An elderly Albanian woman brings out of her home in Lazarat village, seized marijuana plants on June 20, 2014.  Police have been laying siege to the village of Lazarat since June 16, 2014, when an operation to destroy a huge drugs stockpile was repelled by heavy weapons fire, including anti-tank missiles and grenades. Albania is Europe's leading cannabis producer despite efforts by authorities, which claim to destroy between 90,000 and 130,000 cannabis plants every year. AFP PHOTO / GENT SHKULLAKU        (Photo credit should read GENT SHKULLAKU/AFP/Getty Images)
An elderly Albanian woman brings out of her home in Lazarat village, seized marijuana plants on June 20, 2014. Police have been laying siege to the village of Lazarat since June 16, 2014, when an operation to destroy a huge drugs stockpile was repelled by heavy weapons fire, including anti-tank missiles and grenades. Albania is Europe's leading cannabis producer despite efforts by authorities, which claim to destroy between 90,000 and 130,000 cannabis plants every year. AFP PHOTO / GENT SHKULLAKU (Photo credit should read GENT SHKULLAKU/AFP/Getty Images)

As the United States inches toward the decriminalization and legalization of marijuana, Albania has a different plan for what to do with the drug: destroy as much of it as it can.

And on Wednesday Albanian police announced they’re closer than ever to doing just that, after destroying 690,000 cannabis plants — 99.2 percent of the country’s total — since the beginning of this year. The claims couldn’t be independently verified.

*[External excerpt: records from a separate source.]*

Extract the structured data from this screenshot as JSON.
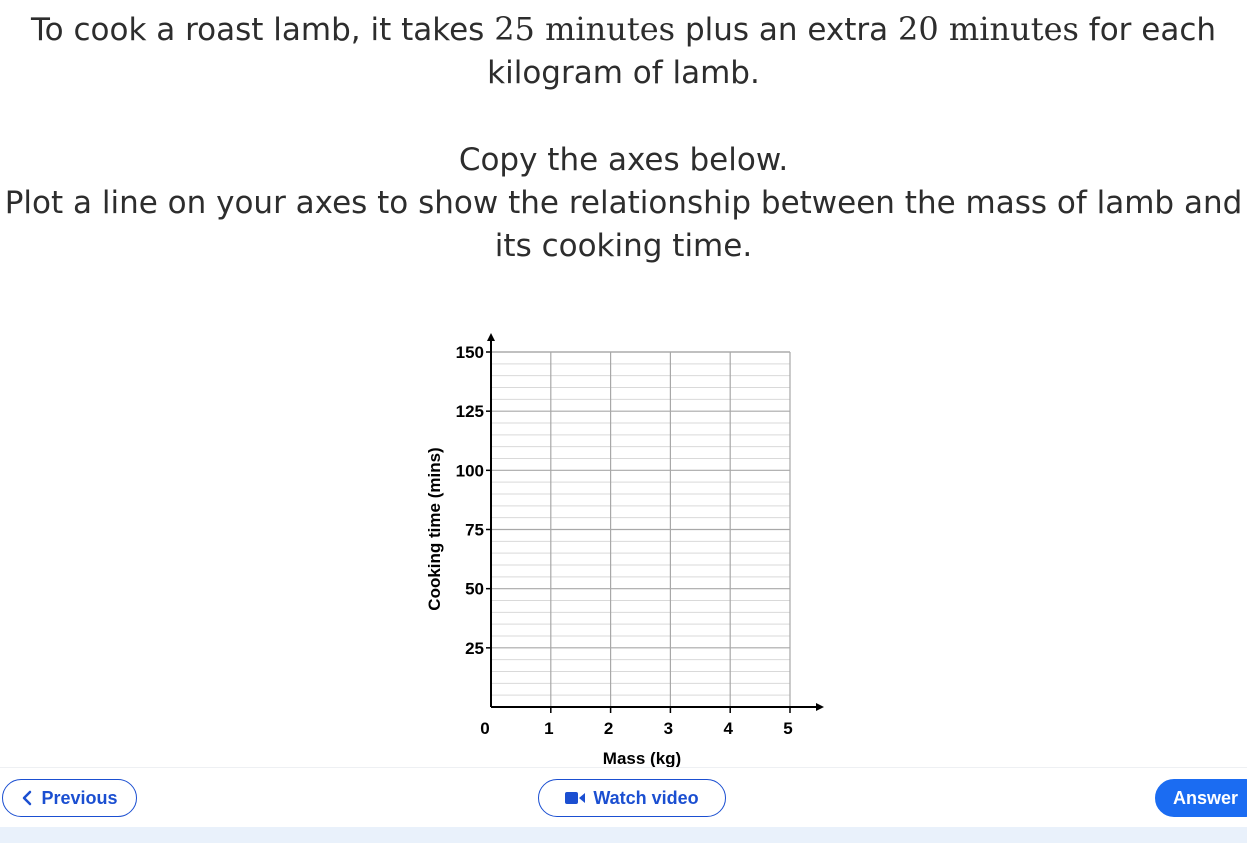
{
  "question": {
    "p1_a": "To cook a roast lamb, it takes ",
    "p1_math1": "25 minutes",
    "p1_b": " plus an extra ",
    "p1_math2": "20 minutes",
    "p1_c": " for each kilogram of lamb.",
    "p2": "Copy the axes below.",
    "p3": "Plot a line on your axes to show the relationship between the mass of lamb and its cooking time."
  },
  "chart_data": {
    "type": "line",
    "xlabel": "Mass (kg)",
    "ylabel": "Cooking time (mins)",
    "xlim": [
      0,
      5
    ],
    "ylim": [
      0,
      150
    ],
    "x_ticks": [
      "0",
      "1",
      "2",
      "3",
      "4",
      "5"
    ],
    "y_ticks": [
      "25",
      "50",
      "75",
      "100",
      "125",
      "150"
    ],
    "grid": true,
    "series": []
  },
  "nav": {
    "previous_label": "Previous",
    "watch_video_label": "Watch video",
    "answer_label": "Answer"
  },
  "colors": {
    "accent": "#1b4fd1",
    "answer_bg": "#1b6cf2",
    "grid": "#c9c9c9"
  },
  "icons": {
    "previous": "chevron-left-icon",
    "video": "video-camera-icon"
  }
}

That’s 140,000 more plants than were destroyed last year, when police said they’d wiped out 550,000 of them, along with 102 tons of marijuana, the market value for which was around $8.5 billion — more than two-thirds of Albania’s GDP.

Albanian-grown marijuana has long been a key part of the international drug trade in the region, much of which is run by violent criminal rings. Local officials believe that destroying the marijuana could help cut off financial flow to these groups, even if it will damage the economy in regions where prosperity has relied on marijuana production. Albania’s crackdown on the drug trade intensified as the government became more eager to join the European Union, where they are now an official candidate for accession. To destroy the drug trade is, in the government’s eyes, key to increasing the tiny country’s likelihood of official EU membership. 

And Washington seems to agree.

The U.S. tapped a federal prosecutor and an FBI agent to assist Albanian police in their efforts to destroy the crop, which they track using aerial maps. But however successful Albanian officials claim the destruction of these plants to be, the process hasn’t been smooth sailing all along.

In June, a police officer was shot dead by a disgruntled drug grower when authorities launched a raid 125 miles south of the capital of Tirana.

“The fight against drugs knows no end,” Interior Minister Saimir Tahiri said Wednesday. “It has a high cost and it is extremely difficult, but it continues.”

Image Credit: GENT SHKULLAKU/AFP/Getty Images

Siobhán O’Grady is a freelance journalist working across sub-Saharan Africa. She previously worked as a staff writer at Foreign Policy. @siobhan_ogrady

Trending Now Sponsored Links by Taboola

By Taboola

More from Foreign Policy

By Taboola